The fact is that if most people treated their cars like the treat their website no one would get anywhere. I’ve built a lot of websites, especially in the last two years, and I’ve realized that I don’t always do a good job of explaining to people what they need to know about them. What results is frustration for everyone, especially around the issue of maintenance.
Now before I dive into my analogy I want to reset expectations a bit, especially if you’ve ever felt like your website was more work than you bargained for, that it should somehow be easier or that you just don’t want to mess with it. Keep in mind, your car will get you from point A to B but it costs you money to do so. However, unlike your car, your website can be a source of revenue, not just a necessary cost center. Think of it that way and you might not mind taking care of it so much.
So think about your website like this… your website, like your car, requires maintenance, some of which you can do, some of which you have to pay a specialist to do for you. But if you take care of it it will perform well for you for a very long time.
We all know when we buy a car that we have to put gas in it, change the oil, add air to the tires, get new breaks and tires from time to time, replace the air filter, and oddly enough, upgrade the software.
Content = Gas
You don’t have to blog or add fresh content to your site, but without it your site will go about as far as your car if you don’t add gas. It might still look pretty, and people will see it if they happen to drive by, but it isn’t going to get you where you want to go. So give it some gas, keep your content fresh and up to date.
Perform Regular Maintenance

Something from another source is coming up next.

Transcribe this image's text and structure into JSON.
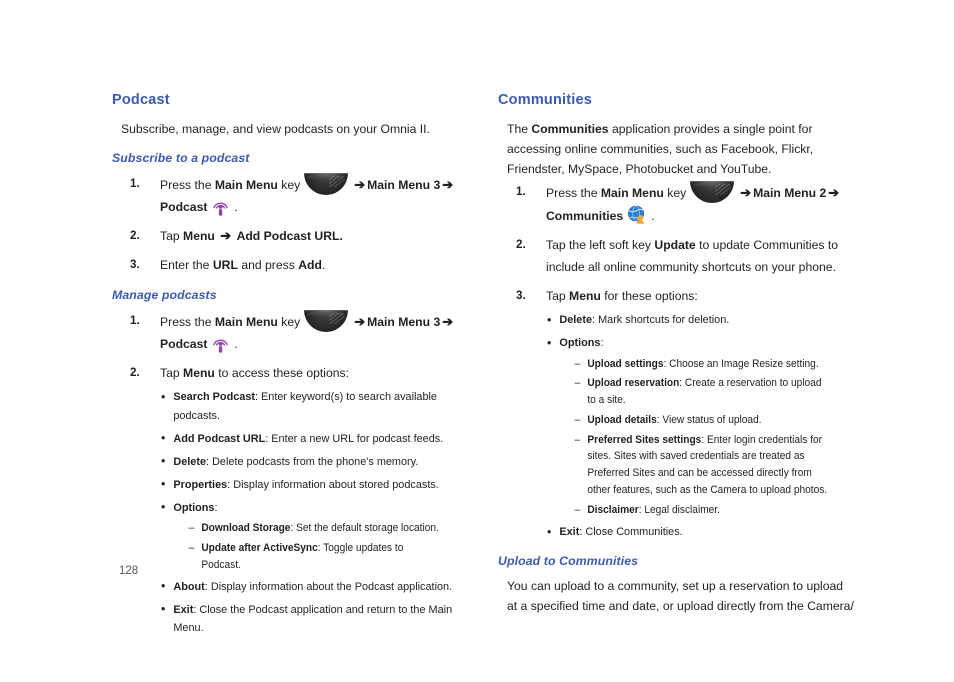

Like your breaks, fluids and numerous other components, your site has to get upgraded from time to time. In the WordPress world, it’s painfully easy to upgrade the core software and plugins (virtually just the push of a button). In some others it may be as easy or somewhat more complicated but whether you do it yourself or pay someone to do it, maintenance is a necessary part of being a responsible site owner. You wouldn’t fail to change the tires on your car so don’t neglect your website when it needs and upgrade. BTW… not keeping things up to date is one of the biggest causes of getting hacked.
Not All Cars/Sites Are Created Equal
Like a car, you have to pick a site platform that is right for you. Put the face/color on it you want and keep it shiny. The occasional face-lift or polishing will keep your site looking new for a long time. As for what’s under the hood, talk to an expert and figure out what platform is right for you based on your Business Requirements, timelines, budget, … do not base it on what the used car salesman, um..er… consultant happens to know (have in stock, if you will). I focus on enterprise CMS’s and WordPress. I don’t know Drupal well but I did recommend it to someone recently based on their needs as a better fit than WordPress (to all of my friends in the WP community, it can happen!)
Speaking of Requirements, here are a few things to keep in mind
If you have an Accord budget, don’t expect a Ferrari, but don’t spend Ferrari prices if you need an Accord. Sites can get complex, take planning to be well executed and that is just the beginning. Just because the software may be free doesn’t mean getting your site built will be cheap. That said, there are also lot’s of shops that have packaged offerings to fit most budgets and get you going. But if you want a completely custom look and feel, custom functionality, e-commerce functionality, … expect to pay for it. And the more complex, the more maintenance you’ll have down the road.
Finally, know what you are responsible for. This is the one that often killed me as a consultant, and while it’s a some what understandable perspective, it’s dead wrong; it’s the question of who owns the project. You should expect your consultant to walk you through it and take good care of you in the process and even play project manager, but ultimately this is your site, your business and YOUR project. Here are a few things you can and should be doing:
1) Own the requirements, the business ones, not the technical ones (usually). Do your research and take some time to plan what you really need and want the site to do. Start with the laundry list and scale it down from there. If you need a business consultant to help then so be it, hire one (contact me if you want). There are technical business people out there but in my experience most fall into business or technical.
2) You Own the Content. This is a big one, I realize that many people think of their site and the content on that site as one and the same but they are far from it. While your website is being built you have work to do too… developing your content. Make no mistake about this one, that content is an important part of your business, especially from a marketing standpoint so you better own it.
3) Stop changing your mind. Your consultant’s time is not to be spent “experimenting.” I’ve had a lot of client’s want to do that and I understand that they aren’t always 100% of what they want or how something will look (that’s what comps are for early on). But where it get’s sticky is when you want to keep trying things to figure that out but don’t want to pay for your consultant doing 2x – 3x as much work. It’ll never be perfect, get it out there and then start making changes in batches.
Take care of your website like you would your car, a car that can actually make you money, by understanding that performing regular maintenance and being a responsible owner is a part of the deal and you’ll build it into your routine.